Have you ever intended to make a change only to find yourself right back where you started shortly thereafter?
Perhaps you had a low back pain and your posture was off and you wanted to change your structure, so you visited a chiropractor?
Perhaps you wanted to change a behavior such as quitting smoking or exercising and eating healthier, so you joined a gym?
Perhaps you were feeling anxious or depressed and you wanted to change your perception so you consulted a therapist?
Often when making changes such as these, we often find ourselves frustrated that it is so difficult to make the change.
Have you ever experienced this? I know I have.
Why is this? The answer can be found in a model called The Triad of Change brilliantly created by the developer of Network Spinal Analysis, Dr. Donald Epstein.
The Triad of Change illustrates that in order for there to be a change, three things must be congruent: Structure, Behavior and Perception.
- Structure = What we have – our body, our home, our business, our schedule, our relationships, our finances, etc.
- Behavior = What we do – our actions, habits, movements, posture, facial expressions, etc
- Perception = What we think and feel – what we are focused on, the meaning we give things, our thoughts and feelings, etc.
For every Structure, there is a corresponding Behavior and Perception.
For every Behavior, there is a corresponding Structure and Perception.
For every Perception, there is a corresponding Structure and Behavior.
In order to make change in one of these “sides of the triad,” the other 2 sides must be in congruence.
Let’s use the three examples I made at the beginning of this article to illustrate:
Let’s say you have low back pain and your posture is off, so you visit a chiropractor to get help in changing your structure.

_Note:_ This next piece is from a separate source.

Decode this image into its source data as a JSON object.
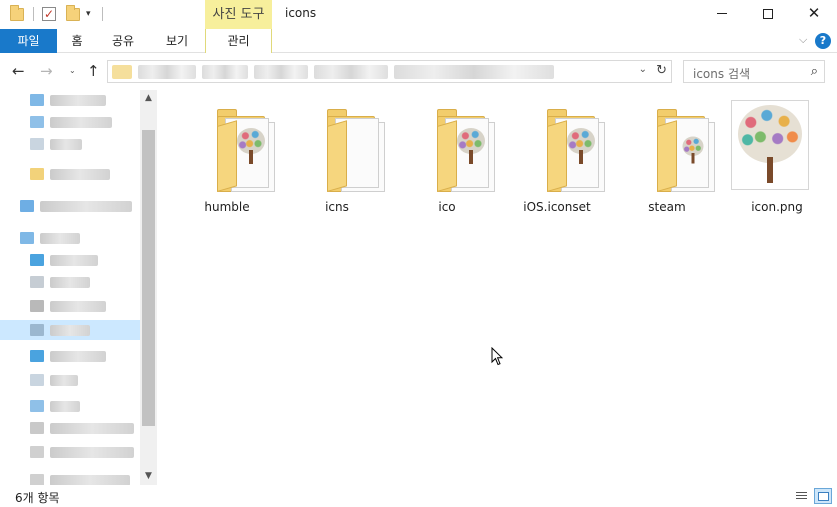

In order for there to be a change in the structure, there will need to be a congruent change in your behavior and perception. The change in behavior may be more effective bending strategies and doing some stretching. The change in perception may be rather than looking at the pain as something wrong, looking at it as an alert signal from your body to do things differently.
Let’s say you want to change a behavior such as exercising and eating healthier. In order for there to be a change in the behavior, there will need to be a congruent change in your structure and perception. The change in structure may be finding a coach who can create and support you in an exercise and dietary routine. The change in perception may be from “I hate exercising!” to “Although its uncomfortable, I am getting stronger and more flexible every day…and I love that!”
Let’s say you are feeling anxious and depressed and you want to change your perception. In order for there to be a change in the perception, there will need to be a congruent change in your structure and behavior. Have you ever noticed that when feeling down, that your posture tends to be hunched over, head and neck forward and down? The change in structure may be to change your posture….to hold your head up and bring your shoulders back….perhaps working with a NSA practitioner to help you with that change. The change in behavior may be to take deep breaths and get yourself active in something you enjoy such as painting or exercise.
So you can see from these examples, that in order to make an effective change in any other sides of the triad, there must be a corresponding congruent change in the other two sides.
In my Network Chiropractic practice, A Place for Healing, whether a person comes to me to change there spine (structure), start exercising or quit smoking (behavior) and/or feel better physically or emotionally (perception), we always look at the other 2 sides of the triad to make the change.
So how do we effectively use the Triad of Change to make substantial, long-lasting change? We will explore this tomorrow in our next blog entry.